When is it time to remove a problem trustee?
A trust is a very important part of a person's estate plan. If you have created a trust, you are likely hoping to protect and preserve certain assets until you need them during your life or until your loved ones need them after you are gone. Unfortunately, a bad trustee -- the person who manages your trust -- can work against your goals. But how do you know when to say goodbye?
There are a few telltale signs that a trustee is not acting in your best interests and should probably be removed. The first and most obvious is that he or she is not complying with the terms of the trust. Trustees are legally obligated to work in accordance with the terms.

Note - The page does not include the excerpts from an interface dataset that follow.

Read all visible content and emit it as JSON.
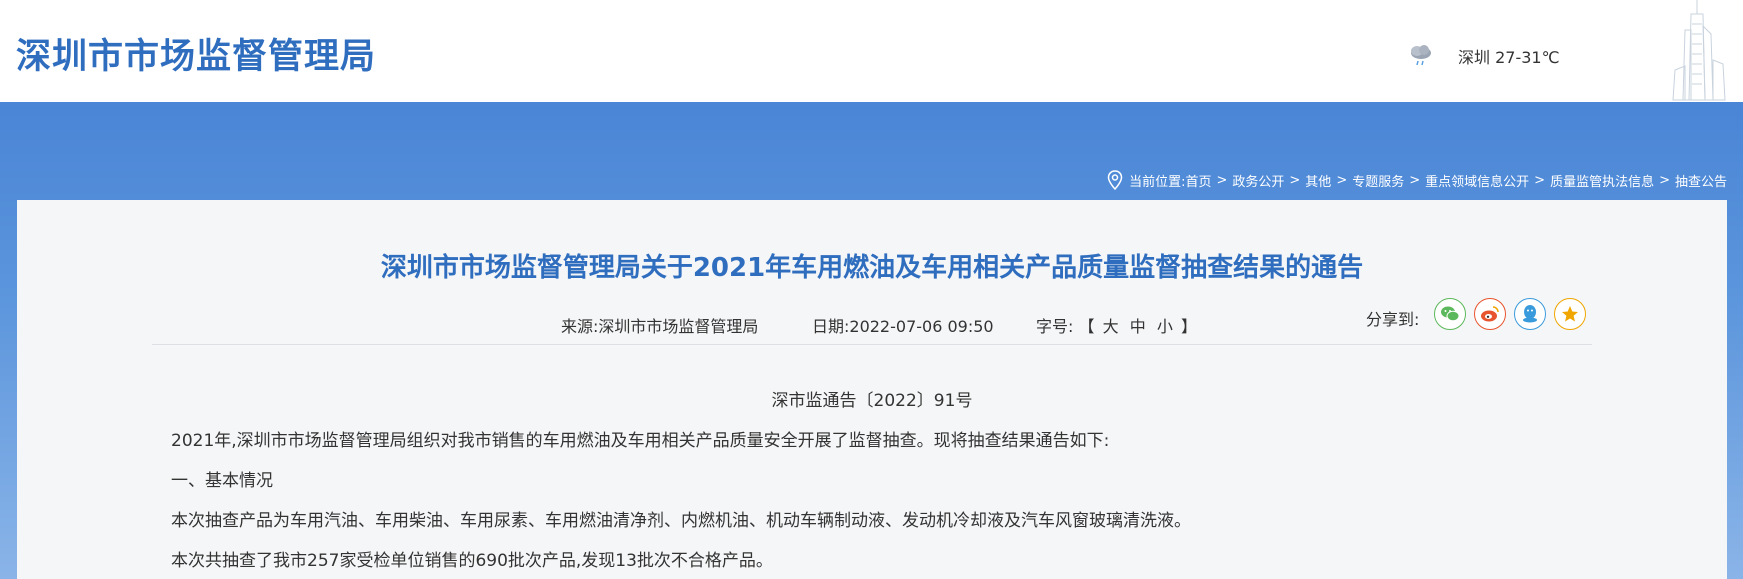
{
  "header": {
    "site_title": "深圳市市场监督管理局",
    "weather": "深圳 27-31℃"
  },
  "breadcrumb": {
    "prefix": "当前位置:",
    "items": [
      "首页",
      "政务公开",
      "其他",
      "专题服务",
      "重点领域信息公开",
      "质量监管执法信息",
      "抽查公告"
    ],
    "separator": ">"
  },
  "article": {
    "title": "深圳市市场监督管理局关于2021年车用燃油及车用相关产品质量监督抽查结果的通告",
    "source": "来源:深圳市市场监督管理局",
    "date": "日期:2022-07-06 09:50",
    "font_size_label": "字号:",
    "font_size_open": "【",
    "font_size_options": [
      "大",
      "中",
      "小"
    ],
    "font_size_close": "】",
    "share_label": "分享到:",
    "doc_number": "深市监通告〔2022〕91号",
    "paragraphs": [
      "2021年,深圳市市场监督管理局组织对我市销售的车用燃油及车用相关产品质量安全开展了监督抽查。现将抽查结果通告如下:",
      "一、基本情况",
      "本次抽查产品为车用汽油、车用柴油、车用尿素、车用燃油清净剂、内燃机油、机动车辆制动液、发动机冷却液及汽车风窗玻璃清洗液。",
      "本次共抽查了我市257家受检单位销售的690批次产品,发现13批次不合格产品。"
    ]
  },
  "colors": {
    "brand_blue": "#2f6dbf",
    "band_blue": "#4a85d6"
  }
}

If you notice that your trustee is ignoring terms or blatantly breaking them, it may be wise to seek to have him or her removed.
Another reason to get rid of a trustee is if he or she is hostile toward beneficiaries. A trustee's job is to manage the trust according to its terms, which are usually in place to protect the beneficiaries. If a trustee is out of line in the way he or she deals with beneficiaries -- such as refusing to communicate -- it may be reason for removal.

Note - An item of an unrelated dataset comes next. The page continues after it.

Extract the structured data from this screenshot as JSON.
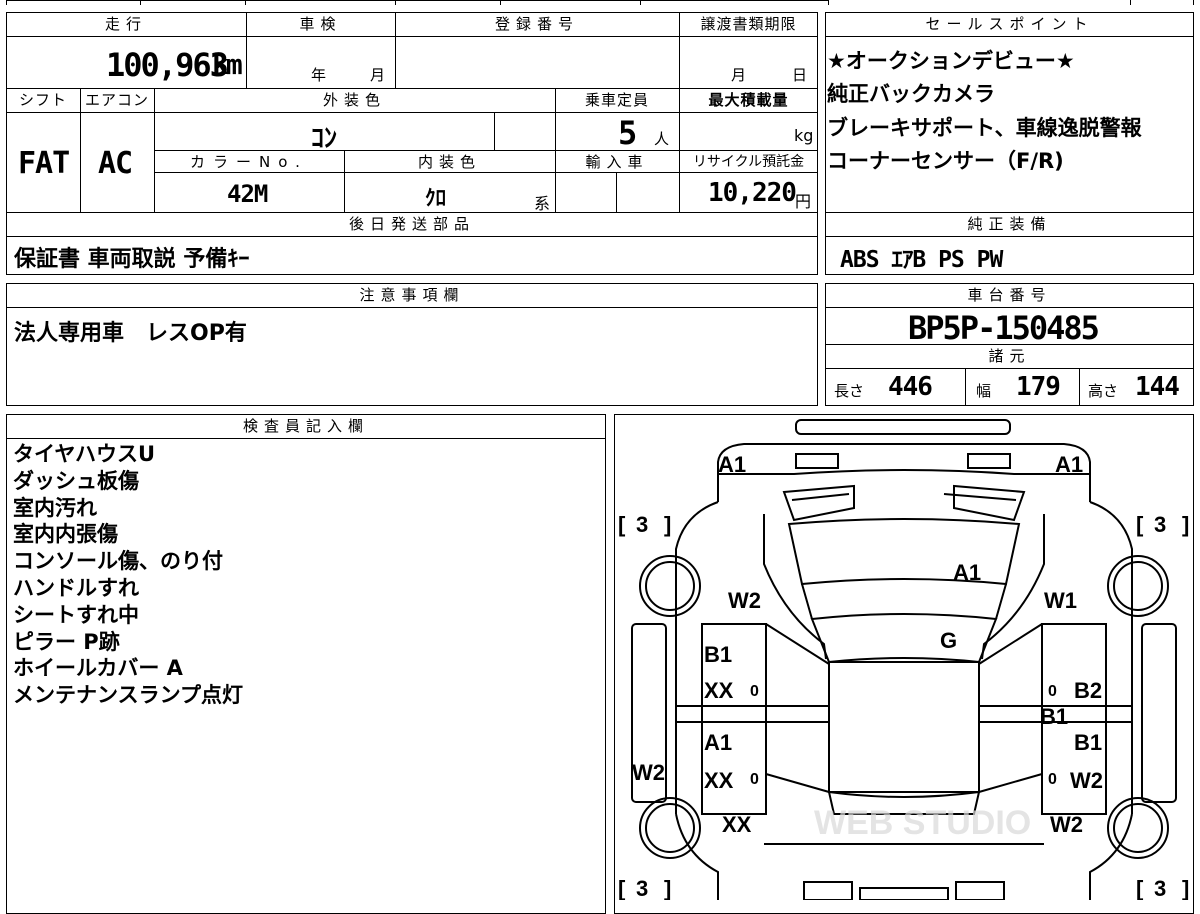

Finally, it may be wise to seek removal of a beneficiary if he or she is mismanaging assets in the trust or managing assets for his or her own benefit. Clear displays of negligence, incompetence or self-dealing can be grounds for removal.

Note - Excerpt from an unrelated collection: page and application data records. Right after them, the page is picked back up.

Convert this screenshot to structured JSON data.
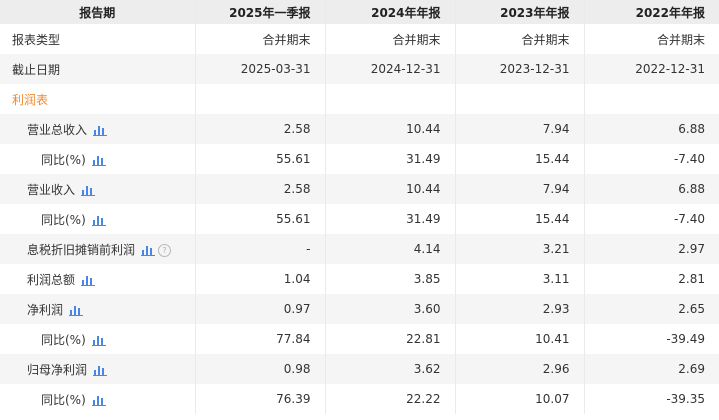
{
  "header": {
    "col0": "报告期",
    "periods": [
      "2025年一季报",
      "2024年年报",
      "2023年年报",
      "2022年年报"
    ]
  },
  "report_type": {
    "label": "报表类型",
    "values": [
      "合并期末",
      "合并期末",
      "合并期末",
      "合并期末"
    ]
  },
  "end_date": {
    "label": "截止日期",
    "values": [
      "2025-03-31",
      "2024-12-31",
      "2023-12-31",
      "2022-12-31"
    ]
  },
  "section": {
    "label": "利润表"
  },
  "rows": [
    {
      "label": "营业总收入",
      "values": [
        "2.58",
        "10.44",
        "7.94",
        "6.88"
      ]
    },
    {
      "label": "同比(%)",
      "values": [
        "55.61",
        "31.49",
        "15.44",
        "-7.40"
      ]
    },
    {
      "label": "营业收入",
      "values": [
        "2.58",
        "10.44",
        "7.94",
        "6.88"
      ]
    },
    {
      "label": "同比(%)",
      "values": [
        "55.61",
        "31.49",
        "15.44",
        "-7.40"
      ]
    },
    {
      "label": "息税折旧摊销前利润",
      "values": [
        "-",
        "4.14",
        "3.21",
        "2.97"
      ]
    },
    {
      "label": "利润总额",
      "values": [
        "1.04",
        "3.85",
        "3.11",
        "2.81"
      ]
    },
    {
      "label": "净利润",
      "values": [
        "0.97",
        "3.60",
        "2.93",
        "2.65"
      ]
    },
    {
      "label": "同比(%)",
      "values": [
        "77.84",
        "22.81",
        "10.41",
        "-39.49"
      ]
    },
    {
      "label": "归母净利润",
      "values": [
        "0.98",
        "3.62",
        "2.96",
        "2.69"
      ]
    },
    {
      "label": "同比(%)",
      "values": [
        "76.39",
        "22.22",
        "10.07",
        "-39.35"
      ]
    }
  ],
  "help_glyph": "?",
  "colors": {
    "section": "#f08a2c",
    "chart_icon": "#4a86e8",
    "header_bg": "#ededed",
    "stripe_bg": "#f5f5f5"
  },
  "icons": {
    "chart": "bar-chart-icon",
    "help": "help-icon"
  }
}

These are not the only reasons why a trustee may need to be removed from his or her duties, but they are some of the most common. It is important to know that removing a trustee is not always a simple process. You must file a petition with the probate court and attend a subsequent hearing at which an official decision will be made. Because the removal of a trustee is often very important for ensuring the protection of a trust's contents, many people choose to work with an experienced trust attorney.